On web pages and blog posts there is a hierarchy of headings you should use. Headings run from H1, which is the largest and most important, to H6.
The smaller the number of the heading, the more important it is for SEO, which means your H1 and H2s carry the most weight.
The most commonly used headings are H1 to H4, so lets’s look at those and how they’re used.
H1: Main title
The H1 is the main title of your article and will be at the very top. There can only be one H1 on each page and it should be optimised so it’s in line with what your audience is searching for.
H2: Main headings
After the main title, all your main headings should be H2s. You can use these to head up each of your main sections.
Use subheadings to break up the content within each section. If a section has several points in it, they should all be introduced with H3 headings.
Use sub-subheadings when your subheadings need subheadings!
There are also H5s and H6s, if you need to break down your points even further.
Now we can talk about the different kinds of headings and structures you can use to break up your article.
Different types of headings
I’m going to show you five different types of headings. Most headings are one of these types and one article might contain all of them.
A statement heading describes what you’ll be talking about in a statement.
Statement heading example: The equipment you’ll need for wallpapering
A topic heading describes each new topic.
Topic heading example: Wallpaper paste
These are useful if you’re explaining a process and they’re often numbered.
Instruction heading example: Measure the height of your wall
A question heading is a question that you will then go on to answer. Ideally it should be a question your audience is asking.
Question heading example: What are this season’s wallpaper trends?
If you’ve spent a long time writing content, you want your audience to read it. One way to do that is to make your headings both relevant and intriguing — so your readers want to read what comes next.
Intriguing heading example: The number one wallpapering mistake
Different types of post structure
If you’re looking for a way to structure your post, you could try one of these.
Break your content down into a numbered list of points.
Human audiences love a list post. From the title alone, they can gauge roughly how long the post will be and how much value it contains. List posts are also easy for them to skim-read and extract the information they’re looking for.
Here are a few examples of what a list post title might look like:
- 10 Easy ways to…
- A 15-step guide to…
- 20 Good reasons to…
- The top 10…
- 101 ideas for your…
Style tip: The number in a list post is usually written as a number, whatever the number is.
Question and answer posts
If you’re introducing a lot of new information or ideas to your audience, they could have a lot of questions.
So you could structure your article as a series of questions and answers, with the headings as the questions and the body text as the answer.
You can find out what questions your audience is asking, and how they’re phrasing those questions, using sites like Answer the Public and Quora. Or by visiting forums and comments sections relating to your subject.
If your post is designed to inspire your readers with examples, you could divide it up into categories. Depending on what your post is about, some sample categories might be:
- Product types.
Content formatting tips
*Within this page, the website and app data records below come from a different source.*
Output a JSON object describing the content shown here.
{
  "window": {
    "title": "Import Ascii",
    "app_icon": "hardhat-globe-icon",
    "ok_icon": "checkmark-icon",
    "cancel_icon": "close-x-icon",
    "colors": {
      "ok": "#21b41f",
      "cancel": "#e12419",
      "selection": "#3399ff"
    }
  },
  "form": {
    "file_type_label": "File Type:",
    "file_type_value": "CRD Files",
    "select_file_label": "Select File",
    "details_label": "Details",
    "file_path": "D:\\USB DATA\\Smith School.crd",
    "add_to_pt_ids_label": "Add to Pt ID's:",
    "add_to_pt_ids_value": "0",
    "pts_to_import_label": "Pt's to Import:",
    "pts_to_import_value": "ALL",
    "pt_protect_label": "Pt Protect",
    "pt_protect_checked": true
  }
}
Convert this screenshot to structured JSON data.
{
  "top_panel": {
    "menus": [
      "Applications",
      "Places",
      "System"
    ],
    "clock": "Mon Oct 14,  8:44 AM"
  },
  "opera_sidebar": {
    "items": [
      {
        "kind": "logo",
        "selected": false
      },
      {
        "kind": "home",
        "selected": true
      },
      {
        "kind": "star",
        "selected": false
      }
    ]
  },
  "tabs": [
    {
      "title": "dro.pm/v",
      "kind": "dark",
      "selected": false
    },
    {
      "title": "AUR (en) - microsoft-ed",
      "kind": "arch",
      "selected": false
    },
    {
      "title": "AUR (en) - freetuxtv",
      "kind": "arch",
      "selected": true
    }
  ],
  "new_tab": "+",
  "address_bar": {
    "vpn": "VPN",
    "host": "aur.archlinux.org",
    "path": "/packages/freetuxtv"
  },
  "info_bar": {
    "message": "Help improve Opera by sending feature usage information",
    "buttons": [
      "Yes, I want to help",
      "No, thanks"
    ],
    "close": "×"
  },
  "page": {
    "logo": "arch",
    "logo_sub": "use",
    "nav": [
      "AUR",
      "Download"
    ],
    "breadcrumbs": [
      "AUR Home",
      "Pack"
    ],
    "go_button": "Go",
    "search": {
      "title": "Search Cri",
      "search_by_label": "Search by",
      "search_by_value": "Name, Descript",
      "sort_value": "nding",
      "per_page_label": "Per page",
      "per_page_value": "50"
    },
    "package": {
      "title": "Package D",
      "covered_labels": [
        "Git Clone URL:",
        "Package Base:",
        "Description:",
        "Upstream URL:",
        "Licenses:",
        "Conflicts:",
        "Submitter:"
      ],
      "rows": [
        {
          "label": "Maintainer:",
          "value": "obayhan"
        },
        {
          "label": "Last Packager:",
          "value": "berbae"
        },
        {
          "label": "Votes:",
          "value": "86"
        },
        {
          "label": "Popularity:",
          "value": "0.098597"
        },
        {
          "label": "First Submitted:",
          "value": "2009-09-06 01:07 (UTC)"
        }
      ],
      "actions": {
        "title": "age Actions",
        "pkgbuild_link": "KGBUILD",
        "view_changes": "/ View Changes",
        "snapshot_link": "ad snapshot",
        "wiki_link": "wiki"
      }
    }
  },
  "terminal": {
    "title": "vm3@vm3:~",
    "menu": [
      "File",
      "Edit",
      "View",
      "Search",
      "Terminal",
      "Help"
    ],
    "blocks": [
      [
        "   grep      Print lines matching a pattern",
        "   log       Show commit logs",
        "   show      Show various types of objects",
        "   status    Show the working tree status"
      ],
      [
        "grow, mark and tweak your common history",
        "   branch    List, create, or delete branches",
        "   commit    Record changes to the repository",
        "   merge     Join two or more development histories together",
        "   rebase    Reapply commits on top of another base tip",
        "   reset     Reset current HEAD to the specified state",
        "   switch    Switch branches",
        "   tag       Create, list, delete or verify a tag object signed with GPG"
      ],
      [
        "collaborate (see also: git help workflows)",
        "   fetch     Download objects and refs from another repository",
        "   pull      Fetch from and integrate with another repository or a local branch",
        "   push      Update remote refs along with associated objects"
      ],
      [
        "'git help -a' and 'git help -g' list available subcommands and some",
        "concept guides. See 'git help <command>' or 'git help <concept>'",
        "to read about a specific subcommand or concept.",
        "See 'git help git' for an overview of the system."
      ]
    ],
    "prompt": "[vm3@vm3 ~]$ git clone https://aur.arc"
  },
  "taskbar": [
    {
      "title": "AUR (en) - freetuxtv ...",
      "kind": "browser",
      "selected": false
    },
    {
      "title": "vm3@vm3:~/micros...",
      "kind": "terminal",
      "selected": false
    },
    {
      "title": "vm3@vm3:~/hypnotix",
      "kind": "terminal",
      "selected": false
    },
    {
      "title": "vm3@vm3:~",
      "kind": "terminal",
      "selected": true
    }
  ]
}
As I said previously, many readers tend to skim read content these days. But there are some things you can do to encourage them to read more.
- Break up dense walls of text into short paragraphs
- Use lots of white space
- Display lists in bullet points
- Use maps for geographical information
- Show statistical information in easy-to-read charts
- Use colourful diagrams to show processes
- Include relevant images to add visual interest
- Segment information and highlight important points using different coloured boxes
- Separate quotes from the rest of the text
- Include GIFs or video to show how things work, rather than just describing them.
About the author
I’m Jenny Lucas, a UK freelance content writer based in Leicester.
I’ve been writing compelling content since 2005 and now work as a freelancer, blogging for clients in a range of different businesses and industries.
If you need content for your blog and you’d like to find out more, please visit my website.